Segment Start: Provided material
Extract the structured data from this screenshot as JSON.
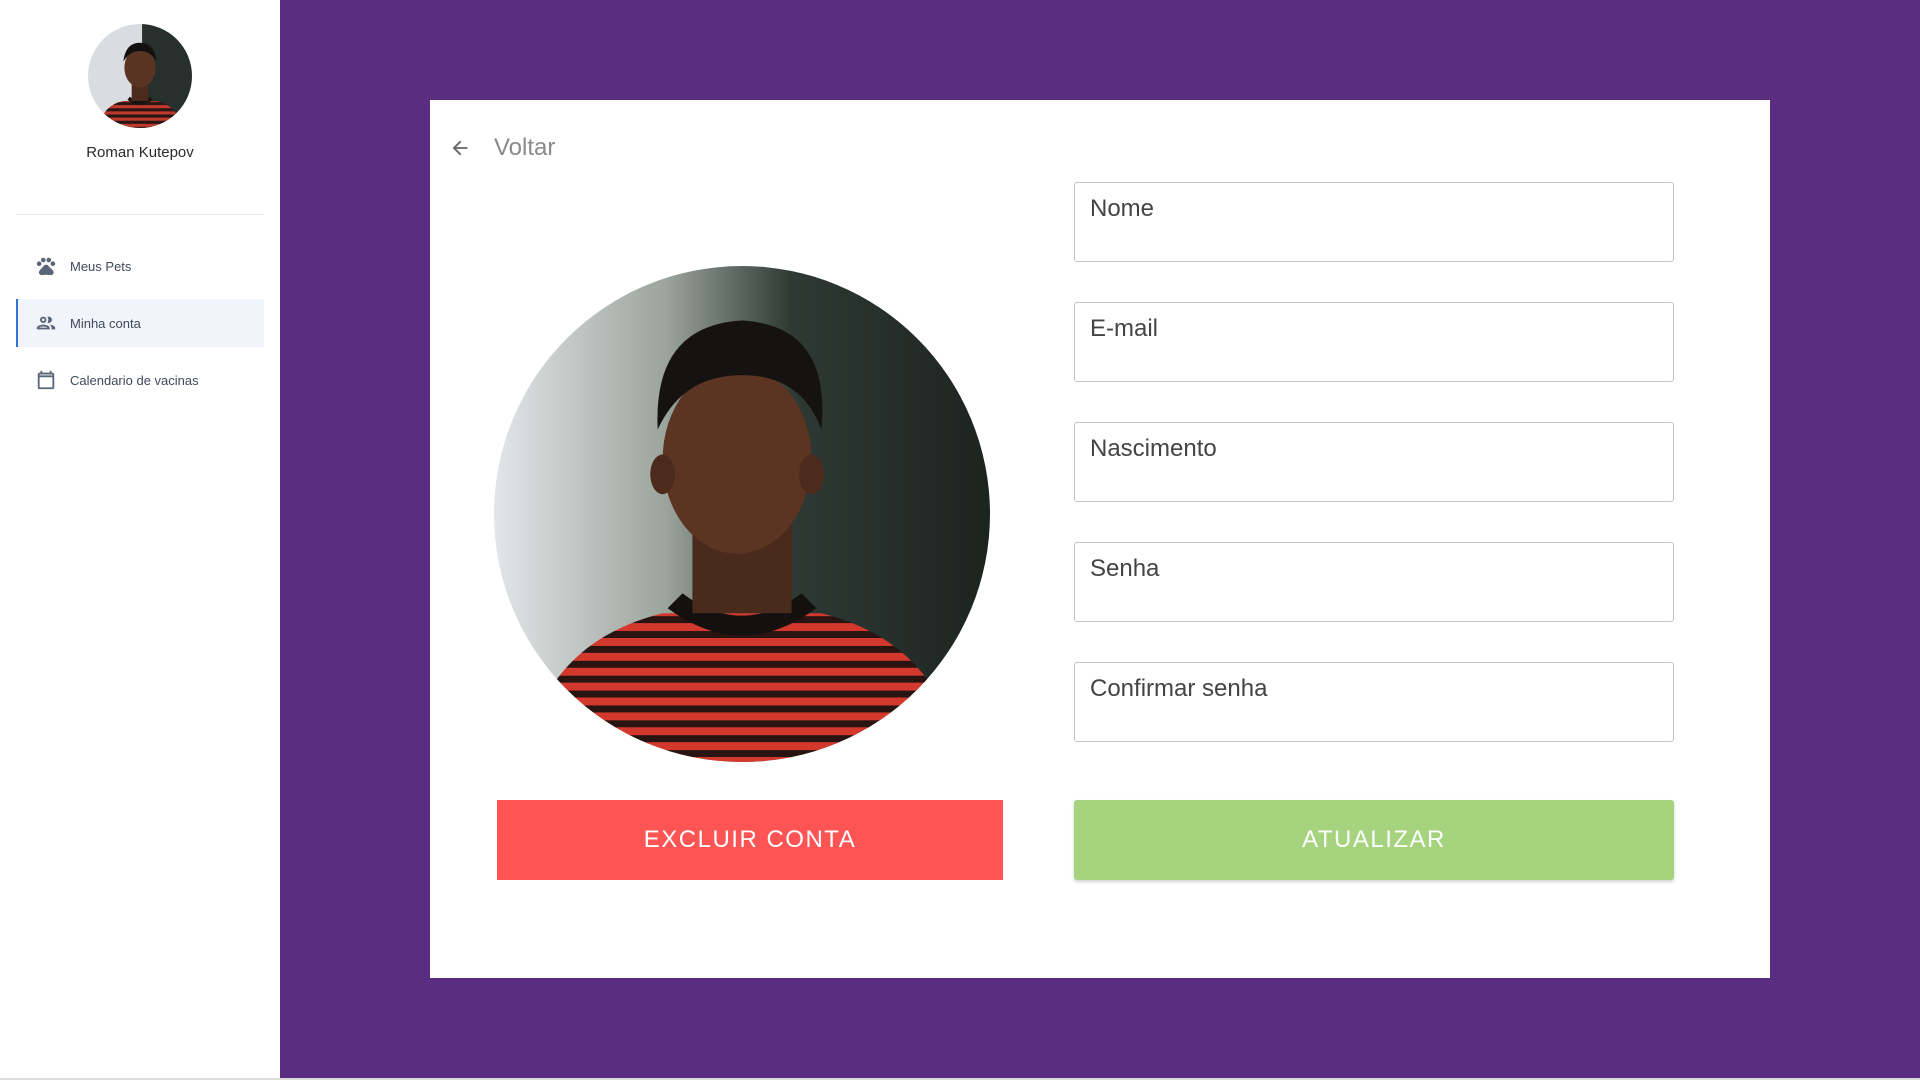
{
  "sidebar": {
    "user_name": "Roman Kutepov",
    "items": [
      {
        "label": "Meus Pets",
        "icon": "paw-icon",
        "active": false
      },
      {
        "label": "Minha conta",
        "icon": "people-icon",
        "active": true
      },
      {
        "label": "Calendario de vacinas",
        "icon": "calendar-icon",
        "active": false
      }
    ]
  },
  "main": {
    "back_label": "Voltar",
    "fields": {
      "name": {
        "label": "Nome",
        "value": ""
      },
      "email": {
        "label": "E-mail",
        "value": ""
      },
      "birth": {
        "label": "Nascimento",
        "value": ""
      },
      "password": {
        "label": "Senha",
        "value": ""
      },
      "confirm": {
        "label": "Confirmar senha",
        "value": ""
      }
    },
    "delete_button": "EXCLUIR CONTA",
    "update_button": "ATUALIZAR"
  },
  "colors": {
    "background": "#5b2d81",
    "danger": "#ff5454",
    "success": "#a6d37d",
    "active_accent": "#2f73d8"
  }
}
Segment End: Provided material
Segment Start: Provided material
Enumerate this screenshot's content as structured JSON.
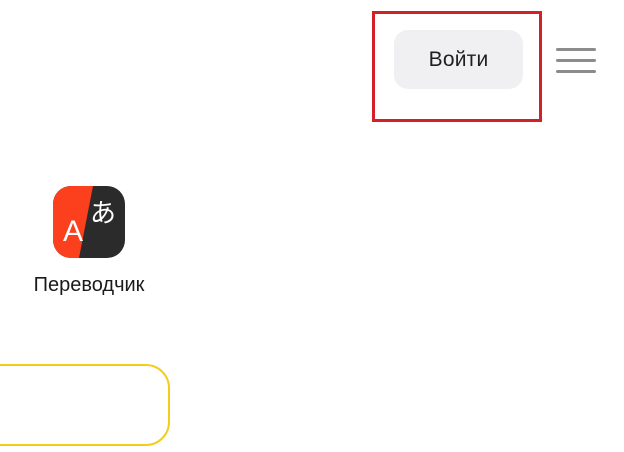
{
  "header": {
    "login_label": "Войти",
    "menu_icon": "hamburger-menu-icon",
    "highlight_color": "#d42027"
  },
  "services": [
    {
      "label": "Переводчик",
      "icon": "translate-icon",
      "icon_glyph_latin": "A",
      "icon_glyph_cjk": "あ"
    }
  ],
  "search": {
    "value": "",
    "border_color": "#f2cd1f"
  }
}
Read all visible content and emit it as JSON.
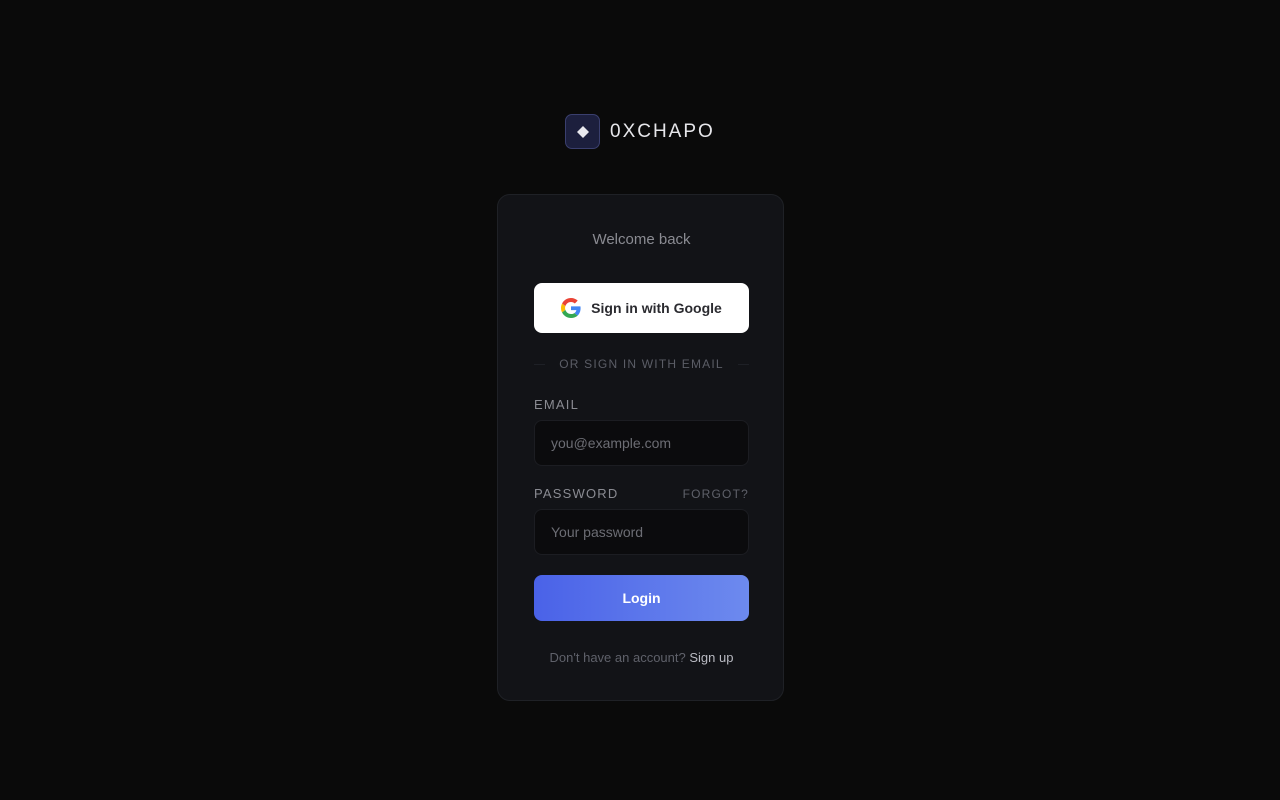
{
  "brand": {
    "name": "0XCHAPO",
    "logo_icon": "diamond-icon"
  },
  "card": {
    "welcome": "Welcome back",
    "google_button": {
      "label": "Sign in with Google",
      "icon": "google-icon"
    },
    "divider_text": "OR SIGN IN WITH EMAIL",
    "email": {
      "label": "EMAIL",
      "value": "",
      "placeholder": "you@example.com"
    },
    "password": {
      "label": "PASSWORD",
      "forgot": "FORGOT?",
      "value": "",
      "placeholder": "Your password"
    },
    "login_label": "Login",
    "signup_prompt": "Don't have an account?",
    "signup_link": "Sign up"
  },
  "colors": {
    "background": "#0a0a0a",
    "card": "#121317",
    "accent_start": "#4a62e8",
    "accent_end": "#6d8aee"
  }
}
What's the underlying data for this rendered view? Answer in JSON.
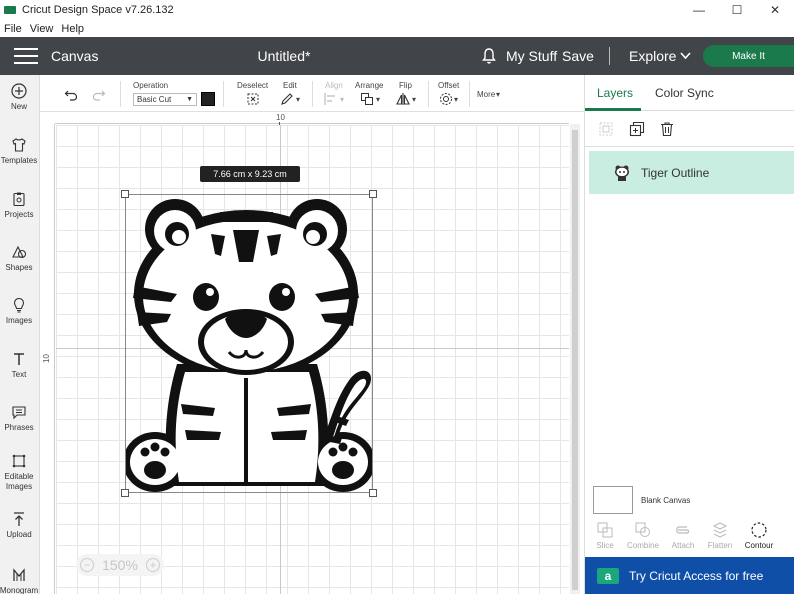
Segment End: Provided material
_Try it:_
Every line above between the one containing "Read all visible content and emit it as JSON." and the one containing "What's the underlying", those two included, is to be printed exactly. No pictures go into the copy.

_Exercise response:_
Read all visible content and emit it as JSON.
{
  "brand": {
    "name": "0XCHAPO",
    "logo_icon": "diamond-icon"
  },
  "card": {
    "welcome": "Welcome back",
    "google_button": {
      "label": "Sign in with Google",
      "icon": "google-icon"
    },
    "divider_text": "OR SIGN IN WITH EMAIL",
    "email": {
      "label": "EMAIL",
      "value": "",
      "placeholder": "you@example.com"
    },
    "password": {
      "label": "PASSWORD",
      "forgot": "FORGOT?",
      "value": "",
      "placeholder": "Your password"
    },
    "login_label": "Login",
    "signup_prompt": "Don't have an account?",
    "signup_link": "Sign up"
  },
  "colors": {
    "background": "#0a0a0a",
    "card": "#121317",
    "accent_start": "#4a62e8",
    "accent_end": "#6d8aee"
  }
}
What's the underlying data for this rendered view? Answer in JSON.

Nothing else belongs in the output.